** SUPPLIED INFORMATION follows **
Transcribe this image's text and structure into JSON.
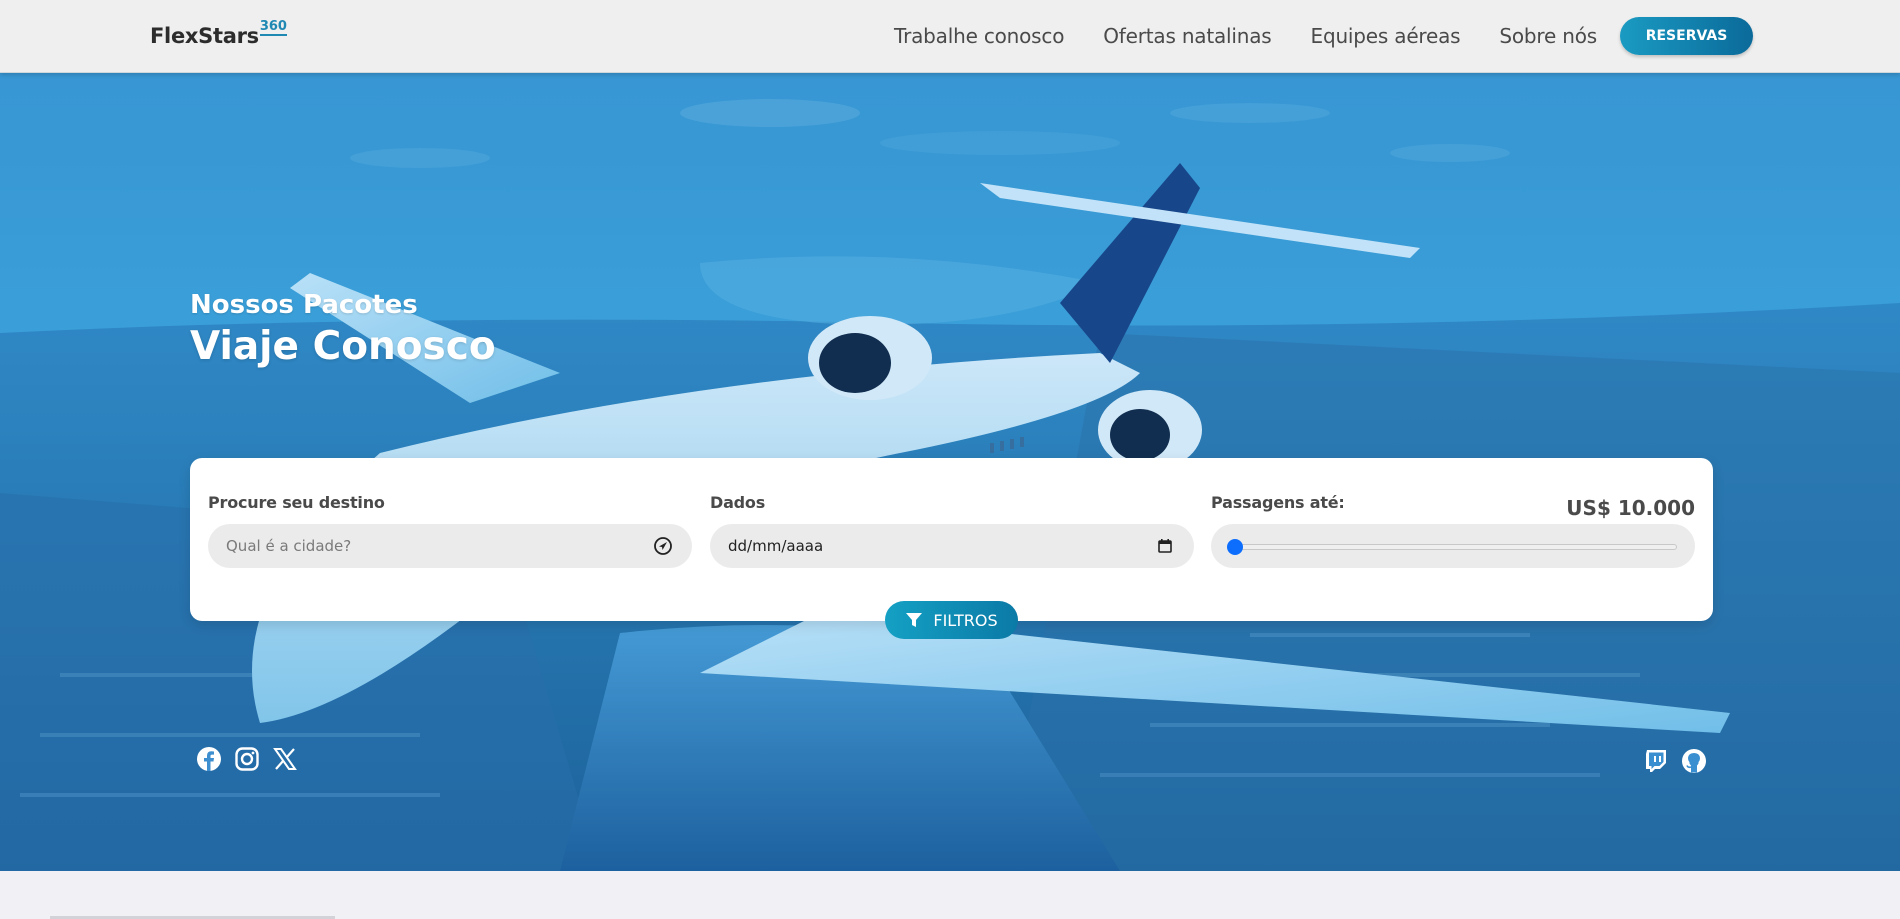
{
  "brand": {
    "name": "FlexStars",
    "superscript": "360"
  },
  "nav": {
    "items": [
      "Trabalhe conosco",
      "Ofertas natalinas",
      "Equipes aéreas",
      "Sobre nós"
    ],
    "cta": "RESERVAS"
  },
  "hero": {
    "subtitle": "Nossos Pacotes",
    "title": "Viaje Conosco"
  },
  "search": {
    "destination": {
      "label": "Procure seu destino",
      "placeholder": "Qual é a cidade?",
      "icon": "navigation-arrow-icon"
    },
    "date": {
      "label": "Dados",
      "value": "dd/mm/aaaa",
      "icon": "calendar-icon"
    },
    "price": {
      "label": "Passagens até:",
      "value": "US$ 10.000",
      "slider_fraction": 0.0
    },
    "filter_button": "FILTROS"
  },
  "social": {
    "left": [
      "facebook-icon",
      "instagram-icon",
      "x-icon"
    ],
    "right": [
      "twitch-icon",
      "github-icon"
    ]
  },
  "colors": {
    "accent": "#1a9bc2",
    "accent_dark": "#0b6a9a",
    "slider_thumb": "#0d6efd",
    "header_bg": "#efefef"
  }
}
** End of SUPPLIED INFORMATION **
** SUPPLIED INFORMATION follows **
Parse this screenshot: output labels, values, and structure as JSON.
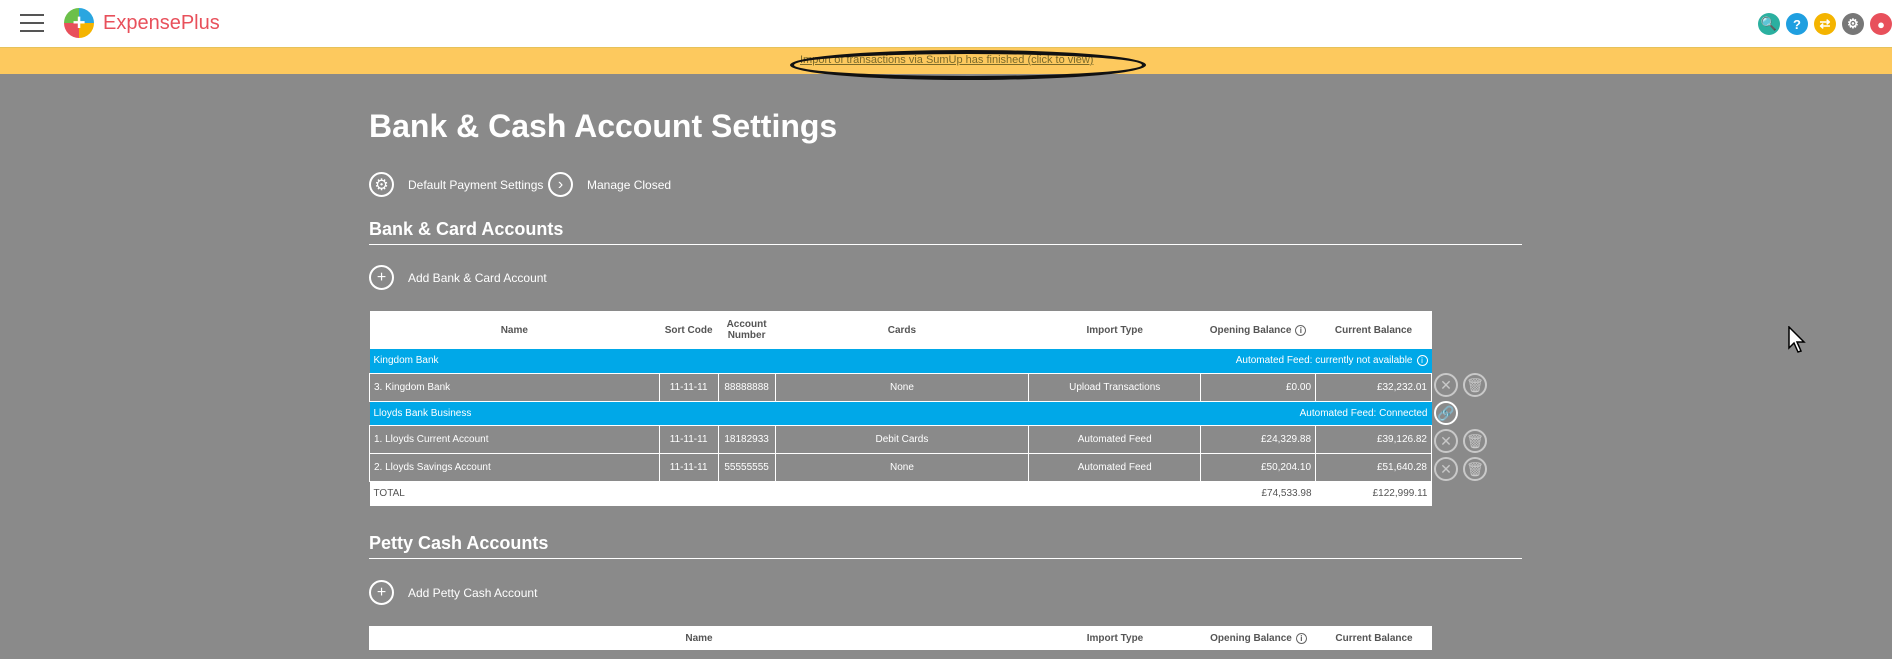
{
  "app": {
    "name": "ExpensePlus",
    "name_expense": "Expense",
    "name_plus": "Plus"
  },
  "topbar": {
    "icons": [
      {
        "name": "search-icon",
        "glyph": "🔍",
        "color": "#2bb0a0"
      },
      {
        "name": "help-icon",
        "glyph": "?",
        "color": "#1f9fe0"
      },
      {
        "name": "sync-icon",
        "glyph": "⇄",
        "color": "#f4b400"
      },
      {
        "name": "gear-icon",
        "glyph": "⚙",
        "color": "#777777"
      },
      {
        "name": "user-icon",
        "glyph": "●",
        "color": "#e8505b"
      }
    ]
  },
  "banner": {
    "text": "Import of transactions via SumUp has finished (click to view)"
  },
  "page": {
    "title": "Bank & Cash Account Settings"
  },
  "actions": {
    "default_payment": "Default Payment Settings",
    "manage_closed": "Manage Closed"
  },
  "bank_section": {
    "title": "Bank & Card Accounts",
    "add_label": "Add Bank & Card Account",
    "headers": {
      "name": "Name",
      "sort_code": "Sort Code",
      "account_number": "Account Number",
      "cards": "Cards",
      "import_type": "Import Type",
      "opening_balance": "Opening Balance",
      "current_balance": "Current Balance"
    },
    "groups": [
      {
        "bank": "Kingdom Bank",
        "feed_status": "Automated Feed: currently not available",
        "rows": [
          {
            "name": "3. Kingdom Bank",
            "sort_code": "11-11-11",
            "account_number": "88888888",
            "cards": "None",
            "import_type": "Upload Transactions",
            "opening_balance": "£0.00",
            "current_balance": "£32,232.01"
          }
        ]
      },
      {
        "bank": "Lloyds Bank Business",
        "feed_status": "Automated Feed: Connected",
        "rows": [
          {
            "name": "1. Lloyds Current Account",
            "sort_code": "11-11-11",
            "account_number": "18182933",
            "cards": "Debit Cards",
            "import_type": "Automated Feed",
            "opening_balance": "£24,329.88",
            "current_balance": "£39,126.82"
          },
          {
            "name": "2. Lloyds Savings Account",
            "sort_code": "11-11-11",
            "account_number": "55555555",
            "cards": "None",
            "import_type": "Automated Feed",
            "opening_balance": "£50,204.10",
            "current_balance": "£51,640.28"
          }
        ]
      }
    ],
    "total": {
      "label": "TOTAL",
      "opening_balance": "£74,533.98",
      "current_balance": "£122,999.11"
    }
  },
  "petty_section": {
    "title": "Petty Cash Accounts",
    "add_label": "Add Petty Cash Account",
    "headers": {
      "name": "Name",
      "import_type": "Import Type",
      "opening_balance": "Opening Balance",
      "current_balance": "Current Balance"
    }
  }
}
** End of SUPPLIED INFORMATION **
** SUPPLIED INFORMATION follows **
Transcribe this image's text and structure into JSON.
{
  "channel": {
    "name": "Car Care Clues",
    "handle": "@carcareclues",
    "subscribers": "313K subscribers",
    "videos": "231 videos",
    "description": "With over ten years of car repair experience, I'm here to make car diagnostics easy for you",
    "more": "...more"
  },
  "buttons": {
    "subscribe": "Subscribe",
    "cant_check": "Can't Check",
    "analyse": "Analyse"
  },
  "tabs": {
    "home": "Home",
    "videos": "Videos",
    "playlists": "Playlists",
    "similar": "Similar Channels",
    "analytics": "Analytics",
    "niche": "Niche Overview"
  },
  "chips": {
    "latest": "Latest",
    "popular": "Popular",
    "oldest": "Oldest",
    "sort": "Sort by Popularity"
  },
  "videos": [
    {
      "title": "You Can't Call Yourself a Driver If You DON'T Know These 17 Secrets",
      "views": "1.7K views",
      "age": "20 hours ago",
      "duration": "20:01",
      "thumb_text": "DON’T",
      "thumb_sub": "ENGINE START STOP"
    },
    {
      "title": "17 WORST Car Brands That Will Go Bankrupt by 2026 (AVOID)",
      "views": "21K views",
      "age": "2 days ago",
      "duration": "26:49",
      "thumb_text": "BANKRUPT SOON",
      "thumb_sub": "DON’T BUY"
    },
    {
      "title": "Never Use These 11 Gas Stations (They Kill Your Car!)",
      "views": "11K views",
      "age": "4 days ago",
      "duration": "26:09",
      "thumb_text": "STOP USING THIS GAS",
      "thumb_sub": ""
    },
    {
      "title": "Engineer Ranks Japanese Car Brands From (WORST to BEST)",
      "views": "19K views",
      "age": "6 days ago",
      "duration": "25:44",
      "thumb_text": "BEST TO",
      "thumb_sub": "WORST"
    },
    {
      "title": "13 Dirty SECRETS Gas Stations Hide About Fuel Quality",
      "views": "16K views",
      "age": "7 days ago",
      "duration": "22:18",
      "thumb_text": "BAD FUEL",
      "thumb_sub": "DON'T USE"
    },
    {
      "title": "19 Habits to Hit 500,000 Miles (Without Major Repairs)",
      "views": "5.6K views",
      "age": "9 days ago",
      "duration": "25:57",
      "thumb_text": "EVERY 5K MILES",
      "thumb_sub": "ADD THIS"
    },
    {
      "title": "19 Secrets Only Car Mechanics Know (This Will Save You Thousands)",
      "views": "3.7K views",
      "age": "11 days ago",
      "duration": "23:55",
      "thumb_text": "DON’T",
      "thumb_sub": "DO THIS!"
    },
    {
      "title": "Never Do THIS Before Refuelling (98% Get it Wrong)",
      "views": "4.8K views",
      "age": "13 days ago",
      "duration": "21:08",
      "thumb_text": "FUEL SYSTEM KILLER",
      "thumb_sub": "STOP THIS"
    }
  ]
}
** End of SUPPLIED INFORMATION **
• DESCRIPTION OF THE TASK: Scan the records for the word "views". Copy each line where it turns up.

• EXERCISE OUTPUT:
      "views": "1.7K views",
      "views": "21K views",
      "views": "11K views",
      "views": "19K views",
      "views": "16K views",
      "views": "5.6K views",
      "views": "3.7K views",
      "views": "4.8K views",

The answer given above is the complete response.